Japan Company Handbook data of the listings of subsidiaries of Japanese public companies are tracked at five-year intervals for 1980–2005 (including 1987), with subsidiaries defined as entities whose corporate parents owned at least 20% of their equity both before and after the listing. Post-listing ownership of both the parent and subsidiary firms are checked to ensure that no substantial overlap exists between the groups. This process allows the authors to account for differential effects of equity mispricing and focuses their research on firms in which the parent maintains effective control but owns a relatively small percentage of the cash flows. Market value and stock return data to track post-listing performance are sourced from DataStream.
The authors perform statistical tests and in most cases calculate risk-adjusted returns using the standard Fama–French risk factors. After establishing the parent firms’ financial constraints prior to listing and the cumulative monthly returns of parents and subsidiaries for three years after the listing, they use regression analyses to produce data tables for the book-to-market ratio of new listings, the cumulative three-year returns (at one-year intervals) following subsidiary listings, the risk-adjusted returns for the full sample and two subsets of subsidiaries, the comparative risk-adjusted returns of subsidiary versus nonsubsidiary listings, and the returns from ownership changes after listings, gained via either a buy-and-hold strategy or reacquisition by the original parent.
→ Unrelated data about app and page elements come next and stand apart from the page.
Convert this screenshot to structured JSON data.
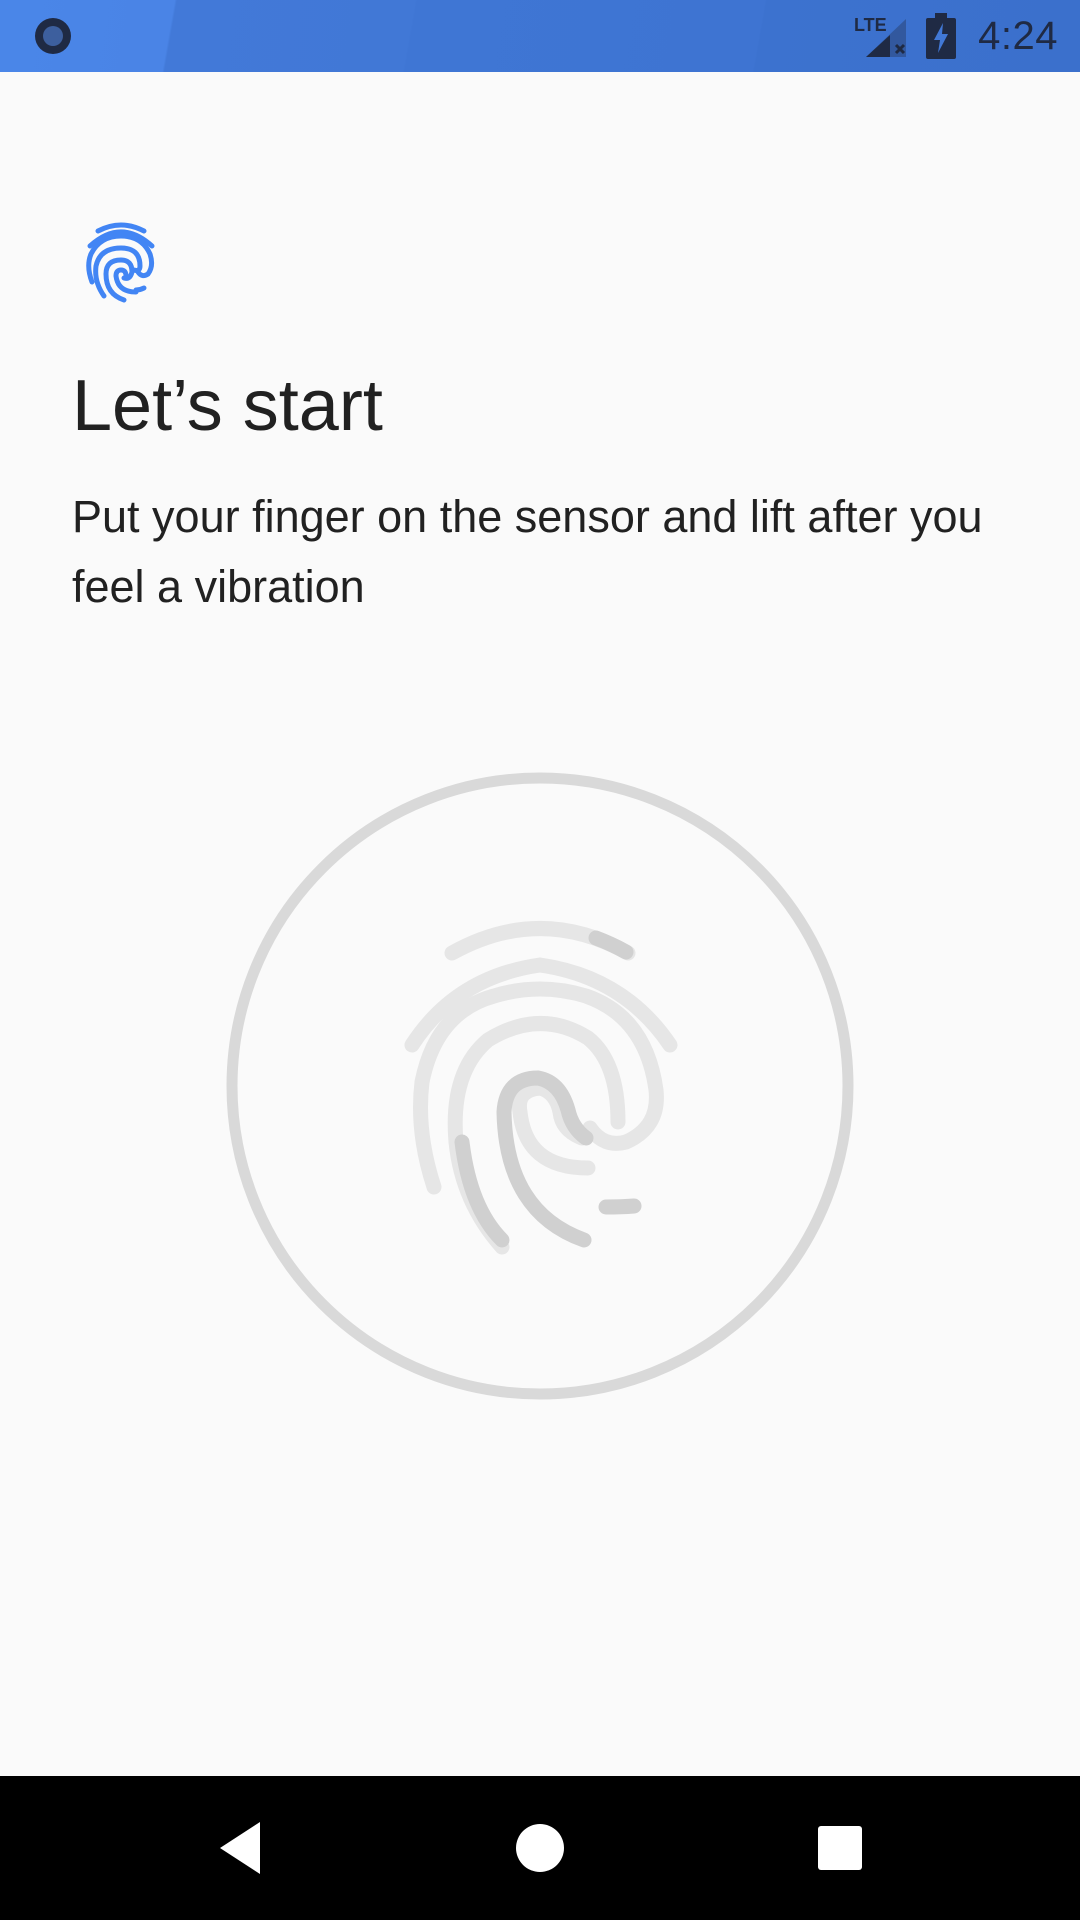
{
  "status_bar": {
    "network_label": "LTE",
    "time": "4:24",
    "background_color": "#4178d6",
    "icons": [
      "app-notification-icon",
      "lte-signal-icon",
      "battery-charging-icon"
    ]
  },
  "content": {
    "header_icon": "fingerprint-icon",
    "title": "Let’s start",
    "description": "Put your finger on the sensor and lift after you feel a vibration",
    "accent_color": "#4285f4",
    "sensor_graphic": "fingerprint-sensor-illustration"
  },
  "nav_bar": {
    "buttons": [
      "back-icon",
      "home-icon",
      "recents-icon"
    ]
  }
}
The authors emphasize an aggregate influence on controlling shareholder sell-off decisions. Namely, when market mispricing induces higher misvaluations, corporate reorganizations accelerate and, given weak minority shareholder protections, benefit the issuers. Although they do not theorize on the source of such mispricing, the authors point to investor underestimation of agency problems in the misperceptions of conflicts of interest, even after prominent disclosure of such risks. Their work offers a foundation for reforms in corporate governance, such as increased prevalence of independent directors or avoidance of the inefficient ownership structures of pyramids, business groups, and dual-class shares prone to deadweight losses incurred to cover resource diversions. As Occam’s razor suggests, financial simplicity often works best.